, Woman’s Hospital President and CEO, participated in a discussion on healthcare diversity at the International Hospital Federation’s (IHF) 38th World Hospital Congress on June 18-20 in Oslo, Norway. Fontenot was part of an American Hospital Association session about equity in care, eliminating healthcare disparities and promoting diversity. The focus of the 38th Congress was “Future Healthcare.”
Fontenot discussed how Woman’s, a statewide leader in obstetrics, gynecology, breast and neonatal care, has embraced both diversity and the elimination of disparities as part of its care process. She discussed the hospital’s diverse population, which includes Caucasians, African Americans, Asians and Hispanics, and emphasized how care should safeguard a patient’s personal dignity and respect their cultural, psychosocial and spiritual values. Dialogue included how an increased sensitivity to beliefs is not only the patient’s right, but also a key factor in safety and quality patient care.
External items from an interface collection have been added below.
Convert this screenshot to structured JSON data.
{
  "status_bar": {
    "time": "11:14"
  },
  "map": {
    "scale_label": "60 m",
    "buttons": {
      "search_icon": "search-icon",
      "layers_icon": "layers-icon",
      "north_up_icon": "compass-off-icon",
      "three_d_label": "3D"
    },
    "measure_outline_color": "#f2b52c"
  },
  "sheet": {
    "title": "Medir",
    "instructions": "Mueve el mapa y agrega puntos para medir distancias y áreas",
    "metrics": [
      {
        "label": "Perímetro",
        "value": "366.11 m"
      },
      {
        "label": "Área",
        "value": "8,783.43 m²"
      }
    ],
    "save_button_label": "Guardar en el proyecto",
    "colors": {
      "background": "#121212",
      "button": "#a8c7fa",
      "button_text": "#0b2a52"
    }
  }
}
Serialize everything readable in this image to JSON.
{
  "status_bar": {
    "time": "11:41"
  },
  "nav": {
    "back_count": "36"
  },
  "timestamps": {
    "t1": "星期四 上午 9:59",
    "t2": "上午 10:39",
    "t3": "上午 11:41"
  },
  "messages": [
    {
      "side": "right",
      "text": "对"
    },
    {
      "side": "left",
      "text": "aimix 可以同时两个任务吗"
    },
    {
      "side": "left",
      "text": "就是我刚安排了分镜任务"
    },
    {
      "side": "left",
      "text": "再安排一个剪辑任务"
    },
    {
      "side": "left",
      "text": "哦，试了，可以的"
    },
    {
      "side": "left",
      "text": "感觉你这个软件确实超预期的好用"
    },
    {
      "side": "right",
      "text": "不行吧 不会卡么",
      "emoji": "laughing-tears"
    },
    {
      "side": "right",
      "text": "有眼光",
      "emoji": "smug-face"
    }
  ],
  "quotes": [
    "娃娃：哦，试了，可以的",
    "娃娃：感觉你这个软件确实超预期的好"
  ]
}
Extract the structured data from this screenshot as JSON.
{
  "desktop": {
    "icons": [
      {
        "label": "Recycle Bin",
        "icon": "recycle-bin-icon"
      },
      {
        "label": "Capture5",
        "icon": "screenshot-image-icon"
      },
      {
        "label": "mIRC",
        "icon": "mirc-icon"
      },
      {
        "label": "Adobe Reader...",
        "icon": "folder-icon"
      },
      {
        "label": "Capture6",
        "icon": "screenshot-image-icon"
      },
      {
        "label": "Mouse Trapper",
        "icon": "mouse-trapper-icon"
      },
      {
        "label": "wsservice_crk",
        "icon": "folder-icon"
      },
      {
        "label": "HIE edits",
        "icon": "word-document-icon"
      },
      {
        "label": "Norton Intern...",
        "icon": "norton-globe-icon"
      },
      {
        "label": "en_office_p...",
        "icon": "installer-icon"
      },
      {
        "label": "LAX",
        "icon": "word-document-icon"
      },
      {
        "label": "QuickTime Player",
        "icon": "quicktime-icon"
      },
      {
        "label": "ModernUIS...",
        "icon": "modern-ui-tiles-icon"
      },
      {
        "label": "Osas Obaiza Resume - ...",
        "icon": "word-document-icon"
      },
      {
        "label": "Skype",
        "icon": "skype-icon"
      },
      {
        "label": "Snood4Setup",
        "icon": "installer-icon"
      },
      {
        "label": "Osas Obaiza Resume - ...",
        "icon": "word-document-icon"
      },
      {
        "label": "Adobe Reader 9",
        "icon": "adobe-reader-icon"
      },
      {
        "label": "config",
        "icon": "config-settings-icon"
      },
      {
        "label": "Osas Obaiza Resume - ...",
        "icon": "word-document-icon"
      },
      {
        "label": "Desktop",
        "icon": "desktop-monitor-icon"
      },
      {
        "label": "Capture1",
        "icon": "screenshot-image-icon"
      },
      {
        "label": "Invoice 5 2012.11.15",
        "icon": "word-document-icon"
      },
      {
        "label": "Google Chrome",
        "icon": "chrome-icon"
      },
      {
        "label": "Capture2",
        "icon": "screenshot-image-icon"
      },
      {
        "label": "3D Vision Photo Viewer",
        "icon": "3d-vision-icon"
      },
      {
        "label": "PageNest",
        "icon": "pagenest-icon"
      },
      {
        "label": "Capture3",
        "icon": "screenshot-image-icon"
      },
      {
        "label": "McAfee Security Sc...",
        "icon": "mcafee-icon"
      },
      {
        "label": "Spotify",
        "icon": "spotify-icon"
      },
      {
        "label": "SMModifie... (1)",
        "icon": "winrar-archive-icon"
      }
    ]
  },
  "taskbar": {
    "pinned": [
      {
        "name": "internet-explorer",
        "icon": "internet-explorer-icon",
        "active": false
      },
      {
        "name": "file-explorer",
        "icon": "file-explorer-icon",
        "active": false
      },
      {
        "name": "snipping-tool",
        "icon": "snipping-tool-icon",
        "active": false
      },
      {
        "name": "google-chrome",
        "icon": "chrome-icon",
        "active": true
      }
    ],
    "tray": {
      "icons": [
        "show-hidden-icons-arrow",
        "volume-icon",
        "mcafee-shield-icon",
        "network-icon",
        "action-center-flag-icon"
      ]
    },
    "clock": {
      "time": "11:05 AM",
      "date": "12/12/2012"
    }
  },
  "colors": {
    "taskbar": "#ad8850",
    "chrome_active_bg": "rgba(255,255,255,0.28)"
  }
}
By understanding and respecting cultural, psychosocial and spiritual values, providers can better meet the patient’s care needs.
Woman’s was also recognized for prioritizing equity in care, citing the hospitals’ Mother-to-Child HIV Prevention Program and breastfeeding initiatives. Baton Rouge has highest rate in the U.S. in new HIV cases among females, a disease that disproportionately affects African American and Hispanic women. Woman’s Mother-to-Child HIV Prevention Program, funded through community support and individual gifts, has not had an HIV-positive baby born to a mother enrolled in the program.
Additionally, Woman’s is working with the African American community to encourage and educate families on the importance of breastfeeding to their child’s health. According to the CDC, African American women have lower breastfeeding rates than other primary ethnic/race groups due to a lack of understanding of its importance and a lack of support from families and friends.
The International Hospital Federation (IHF) is the global association of healthcare organizations, which also includes hospital associations and representative bodies. An independent, not for profit, non-governmental organization, the IHF helps hospitals worldwide improve the level of the services they deliver to the population regardless of that population’s ability to pay.